Miss Davis, 20, took the Miss Monroe County title Aug. 17, besting a dozen contestants in the La-Z-Boy Center at Monroe County Community College, and taking the overall swimsuit and talent awards. She’ll vie in June for the Miss Michigan title in Muskegon.
Meanwhile, however, the Temperance resident and Bedford High School graduate is studying hard at MCCC, taking the prerequisite math and science courses she needs for admission to the Cincinnati College of Mortuary Science, where she plans to enroll next September, earning a degree that will enable her to achieve her ambition of being a mortician.
Mortuary science wasn’t always her first choice, she said, but it is consistent with her interest in biology and human anatomy. She studied radiology for a semester at Mercy College in Toledo, but didn’t like it. “I told my mom I didn’t want to do it anymore. She told me I should do what I wanted,” Miss Davis recalled.
Dione Oerther, executive director of the Miss Monroe County Pageant, which is part of the Miss America Pageant system, said Ms. Davis will succeed in whatever she wants to do.
“She’s driven, motivated, personable, dedicated, and focused,” Ms. Oerther said. “She’s very disciplined. She’s a beautiful young lady. She’s very intelligent.”
Miss Davis said the Miss America Pageant is more than just a beauty contest, and she has benefited from participation. Along with the Miss Monroe County title came a $7,380 scholarship.
And the competition itself involved more than just looking good in a swimsuit, she said. She tap-danced and sang and delivered a five-minute speech.
“Without my pageant experience, I wouldn’t be very outgoing,” she said. “I’m grateful for it.”
In her speech, she said she spoke about what the Miss America Pageant organization meant to her and how it was relevant to her life.
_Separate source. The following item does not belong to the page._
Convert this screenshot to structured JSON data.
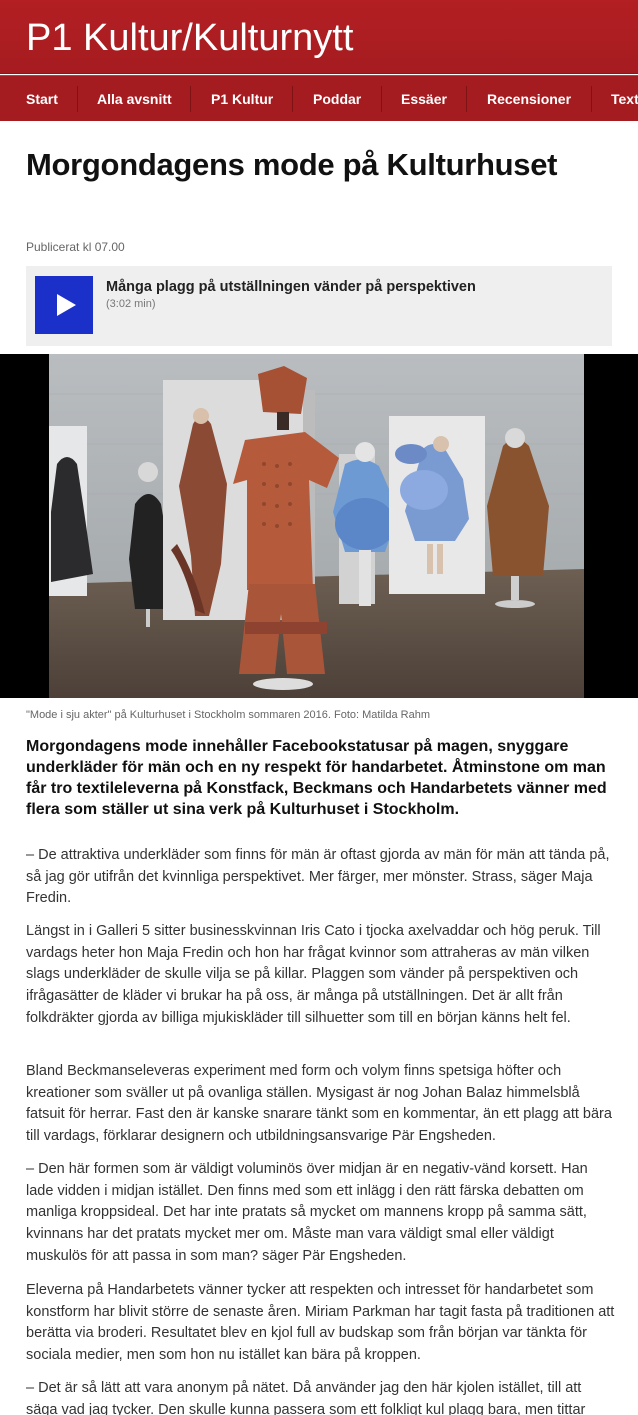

She believes the interpersonal skills she has gained through the beauty and talent competition can be put to good use in a funeral home, where dealing with the bereaved is the norm. About returning to Monroe County eventually, she is uncertain. “It’s where my friends and family are, but I’ll have to go where the job is,” she said.